The Law Council of Australia also expressed concern that the Bill needs further scrutiny. “Any measures pursued to remove the citizenship of an Australian engage[] the key legal principles on which our democracy was founded, and therefore demand careful consideration by the Commonwealth Parliament and Australian citizens themselves. Such measures should be reserved for the most extraordinary cases,” Law Council of Australia President Luke Murphy said.

‘Any measures pursued to remove the citizenship of an Australian engage the key legal principles on which our democracy was founded, and therefore demand careful consideration’

“At the very least, this Bill should be referred to the Parliamentary Joint Committee on Intelligence and Security (PJCIS) to allow proper scrutiny – before, not after, the Bill passes. Such scrutiny would regard the relevant decisions handed down by the High Court that underpin the Bill and the extensive reports and recommendations of the Independent National Security Legislation Monitor and PJCIS on citizenship cessation.”

The Law Council of Australia also highlighted that the new law also applies to minors aged 14 or older, in direct opposition to the emphasis in international law on the rehabilitation of minors, and the definition of ‘serious offence’ is too broad and lacks clarification.

“The Law Council is additionally concerned by amendments introduced … that would significantly expand the list of serious offences engaging citizenship deprivation powers to include less serious terrorism offences and other unrelated federal criminal offences, for example, slavery and slavery-like offences including servitude, forced labour and deceptive recruiting for labour or services,” Murphy said.

Jason Donnelly, barrister and member of the NSW Bar Association Human Rights Committee, agrees the law needs further examination, but disagrees with the Law Council of Australia’s assessment that there are cases where citizenships can be removed. “Neither courts nor government should have the power to strip citizenships in any situations,” Donnelly said.

‘Neither courts nor government should have the power to strip citizenships in any situations’

Donnelly noted how courts consider whether the conviction “demonstrates a repudiation of the values, democratic beliefs, rights and liberties that underpin Australian society,” broad concepts not defined in Australian law. But he also noted how the Bill risks isolating minorities in communities, resulting in growing distrust in a system that imposes different punishments on its people.
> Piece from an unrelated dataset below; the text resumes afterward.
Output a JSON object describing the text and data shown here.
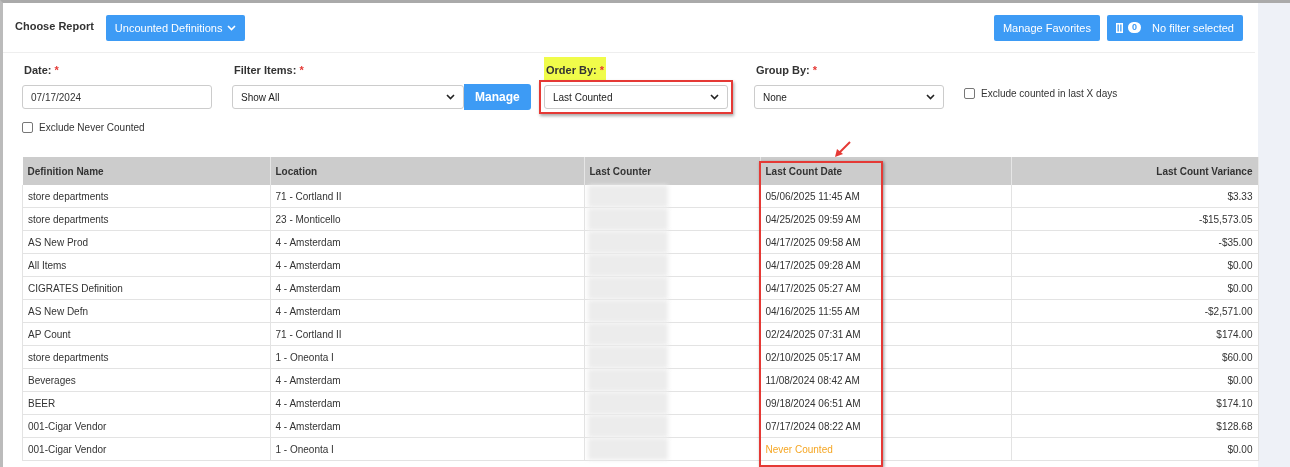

For Donnelly, those communities can feel unjustly targeted by the Bill.

In a recent interview with Al-Jazeera, Ben Saul, UN Special Rapporteur on Human Rights and Counterterrorism, and Challis Chair of International Law at the University of Sydney, also underlined the issue with removing citizenship: “If people have citizenship here and have lived here and have connections here and so on, then it’s the responsibility of our country to deal with the terrorist threat that they may pose.”

“So that could be through criminal prosecution here and putting people in jail if they’ve done something wrong, and there are other counterterrorism laws to address any other security threats that they may face.”

According to the Federal Government, the Bill is compatible with all Human Rights scrutiny, though there are questions that the lack of consultation may require new amendments in the future.

The Bill passed both houses with 109 Ayes against 11 Noes.